====== MATERIAL TO PROCESS ======
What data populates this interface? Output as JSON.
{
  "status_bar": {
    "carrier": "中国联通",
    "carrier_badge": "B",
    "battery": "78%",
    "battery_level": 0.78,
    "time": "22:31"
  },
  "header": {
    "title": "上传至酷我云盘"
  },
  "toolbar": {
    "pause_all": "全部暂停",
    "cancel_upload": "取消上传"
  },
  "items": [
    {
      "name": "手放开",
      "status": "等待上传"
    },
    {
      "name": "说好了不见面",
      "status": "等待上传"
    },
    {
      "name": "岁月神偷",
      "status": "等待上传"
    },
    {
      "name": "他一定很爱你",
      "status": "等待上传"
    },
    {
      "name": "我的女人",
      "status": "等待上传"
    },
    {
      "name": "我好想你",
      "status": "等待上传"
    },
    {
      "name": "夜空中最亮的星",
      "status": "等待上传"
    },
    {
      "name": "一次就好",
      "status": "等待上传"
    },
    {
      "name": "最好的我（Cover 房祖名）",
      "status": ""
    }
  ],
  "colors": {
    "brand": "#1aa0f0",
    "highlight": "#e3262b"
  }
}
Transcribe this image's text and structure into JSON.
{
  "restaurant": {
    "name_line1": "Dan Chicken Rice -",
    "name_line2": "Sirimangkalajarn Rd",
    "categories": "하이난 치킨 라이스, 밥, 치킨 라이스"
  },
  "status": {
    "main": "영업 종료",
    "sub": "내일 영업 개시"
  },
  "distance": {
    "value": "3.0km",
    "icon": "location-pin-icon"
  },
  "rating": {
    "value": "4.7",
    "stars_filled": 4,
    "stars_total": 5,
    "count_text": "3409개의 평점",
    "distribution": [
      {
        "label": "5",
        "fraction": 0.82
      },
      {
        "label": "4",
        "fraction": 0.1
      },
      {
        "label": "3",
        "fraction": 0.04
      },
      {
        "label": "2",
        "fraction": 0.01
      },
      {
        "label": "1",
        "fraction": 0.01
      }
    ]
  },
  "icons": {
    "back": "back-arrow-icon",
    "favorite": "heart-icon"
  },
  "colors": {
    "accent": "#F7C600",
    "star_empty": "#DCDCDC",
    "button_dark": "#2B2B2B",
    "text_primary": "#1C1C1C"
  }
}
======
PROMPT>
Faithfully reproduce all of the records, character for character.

EXPECTED ANSWER>
What data populates this interface? Output as JSON.
{
  "status_bar": {
    "carrier": "中国联通",
    "carrier_badge": "B",
    "battery": "78%",
    "battery_level": 0.78,
    "time": "22:31"
  },
  "header": {
    "title": "上传至酷我云盘"
  },
  "toolbar": {
    "pause_all": "全部暂停",
    "cancel_upload": "取消上传"
  },
  "items": [
    {
      "name": "手放开",
      "status": "等待上传"
    },
    {
      "name": "说好了不见面",
      "status": "等待上传"
    },
    {
      "name": "岁月神偷",
      "status": "等待上传"
    },
    {
      "name": "他一定很爱你",
      "status": "等待上传"
    },
    {
      "name": "我的女人",
      "status": "等待上传"
    },
    {
      "name": "我好想你",
      "status": "等待上传"
    },
    {
      "name": "夜空中最亮的星",
      "status": "等待上传"
    },
    {
      "name": "一次就好",
      "status": "等待上传"
    },
    {
      "name": "最好的我（Cover 房祖名）",
      "status": ""
    }
  ],
  "colors": {
    "brand": "#1aa0f0",
    "highlight": "#e3262b"
  }
}
Transcribe this image's text and structure into JSON.
{
  "restaurant": {
    "name_line1": "Dan Chicken Rice -",
    "name_line2": "Sirimangkalajarn Rd",
    "categories": "하이난 치킨 라이스, 밥, 치킨 라이스"
  },
  "status": {
    "main": "영업 종료",
    "sub": "내일 영업 개시"
  },
  "distance": {
    "value": "3.0km",
    "icon": "location-pin-icon"
  },
  "rating": {
    "value": "4.7",
    "stars_filled": 4,
    "stars_total": 5,
    "count_text": "3409개의 평점",
    "distribution": [
      {
        "label": "5",
        "fraction": 0.82
      },
      {
        "label": "4",
        "fraction": 0.1
      },
      {
        "label": "3",
        "fraction": 0.04
      },
      {
        "label": "2",
        "fraction": 0.01
      },
      {
        "label": "1",
        "fraction": 0.01
      }
    ]
  },
  "icons": {
    "back": "back-arrow-icon",
    "favorite": "heart-icon"
  },
  "colors": {
    "accent": "#F7C600",
    "star_empty": "#DCDCDC",
    "button_dark": "#2B2B2B",
    "text_primary": "#1C1C1C"
  }
}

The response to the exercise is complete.